In 2017, Big Brothers Big Sisters of Canada launched a National Youth Mentoring Advisory Council (NYMAC) to ensure that young people are shaping the future of mentoring in Canada.

These young leaders have firsthand experience as mentees and mentors with Big Brothers Big Sisters. They bring enthusiasm and a fresh perspective to our work and they hope to inspire more of their peers to get involved locally.

National Indigenous People’s day is coming up on June 21. It’s an opportunity to recognize and celebrate the contributions of Indigenous communities across Canada – and there are plenty – starting from acknowledging the lands on which we reside on that many of us are settlers on.

For this month’s blog, we are highlighting an incredible member of our National Youth Mentoring Advisory Council (NYMAC).

Interviewer: Thank you for speaking with me. I wanted to start off by asking you which Indigenous community do you come from? Can you share any traditions or beliefs that are part of your culture?

NYMAC Member: I am from Red Peasant First Nations located on Treaty 6 in North Battleford. Unfortunately, growing up I wasn’t with my family and did not grow up around my cultural traditions. I lived in and out of foster care. However, now that I am older, I am trying to reconnect to my heritage.

Interviewer: What was life like during your childhood before you got involved with your local Big Brothers Big Sisters organization? How did you get involved with the agency?

NYMAC Member: Well, it was kind of scary not having stability all the time as I didn’t grow up with my family or my siblings. At one point, my foster mom signed me up for a mentor with Big Brothers Big Sister. Having a mentor has changed my life. It made me realize that there was someone there who cared for me and who wanted to spend time with me and who allowed me to have experiences that a child should.

Interviewer: You’ve mentioned your childhood. How did stereotypes against Indigenous people affect you while growing up?

NYMAC Member: Very badly. In elementary school, I would get bullied a lot. I would get called all the names in the book especially racial slurs towards Indigenous people. I felt I would have to hide my identity.

Interviewer: You said that having a mentor has changed your life. How do you think your circumstances would be different if you did not have a mentor?

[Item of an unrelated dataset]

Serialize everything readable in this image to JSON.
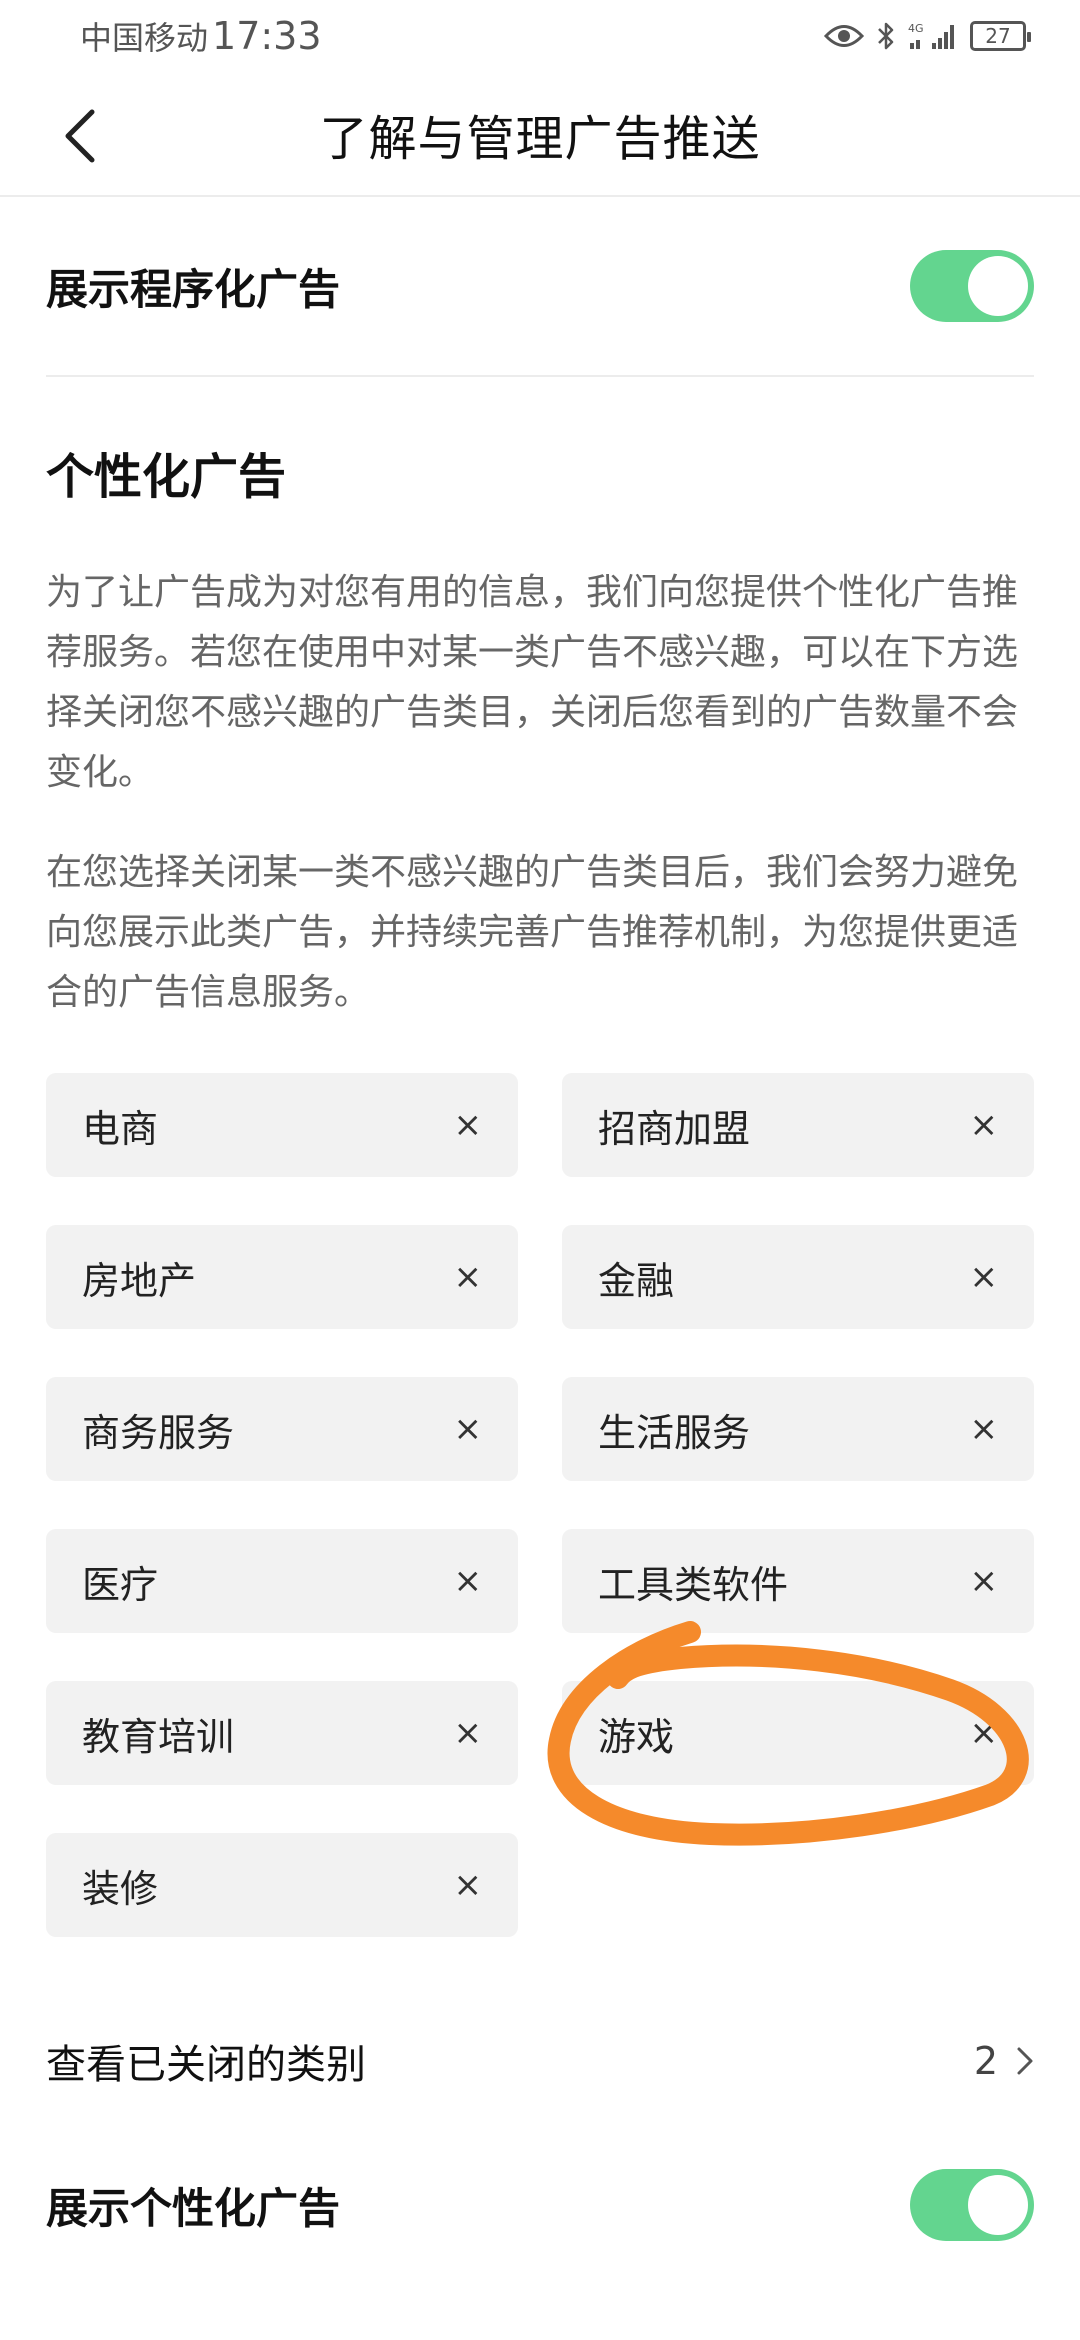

NYMAC Member: I’m the only one involved in a mentoring program in my family. I have three brothers and three sisters. I grew up very disconnected with most of my family and it made me feel like I was I had to go through life alone. I have been given various opportunities growing up and I have been successful in reaching many of my goals. Most of my siblings did not finish high school or are experiencing substance abuse issues. Having a mentor growing up has helped me connect with someone who I felt safe, accepted and encouraged by. I am now finished my first year of university and studying Education to become a teacher. I hope someday to teach and support children who have experienced similar situations throughout their childhood.

Interviewer: Has mentoring helped you connect with your culture? If so, how?

NYMAC Member: It has encouraged me to connect more and it is still a journey I am on. My Big Sister has always encouraged me to embrace myself, my culture and my roots. We were matched when I was 8 years old and she has been my Big Sister for 10 years. It has been a relationship that I can count on.

Interviewer: It’s wonderful that your Big Sister has been there to watch your grow into the person you are today. What is your life like now?

NYMAC Member: I am happy with how my life is turning out and that my dedication to have a better life is looking up. Often now that I am doing well for myself and that I have my life together people think that I do not need support and/or I did not have to work immensely hard to get where I am. I still deal with racism and stereotypes almost everywhere I go. For example, at my workplace, it has been hard as people there talk lowly about Indigenous peoples, they are surprised when I tell them that I am Indigenous. They assume I wouldn’t be because they have a predetermined notion about who an Indigenous person is and what they are capable of.

Interviewer: Thank you for sharing your story with us. Do you have any parting words of wisdom that you would like to share with others who are dealing with similar experiences?

NYMAC Member: I would just have to say, look forward to the future because the world is getting more progressive. Do not hide in the shadows. Embrace your culture and who you are. I found that it has been important to not dwell on things that happened in the past but instead to learn from them. Know that you have to be vulnerable at times and find strength in your experiences. Having a Big Sister in my life has confirmed one thing: Don’t ever feel that you’re all alone. Reach out to someone. Or be that someone for somebody else.

This is one of the many stories about how having access to mentoring services has positively impacted young people across the country.

If you’re looking to get connected to a local Big Brothers Big Sisters organization, click here.

Interview conducted by Karine Pomilia Gauthier (Co-chair, National Youth Mentoring Advisory Council)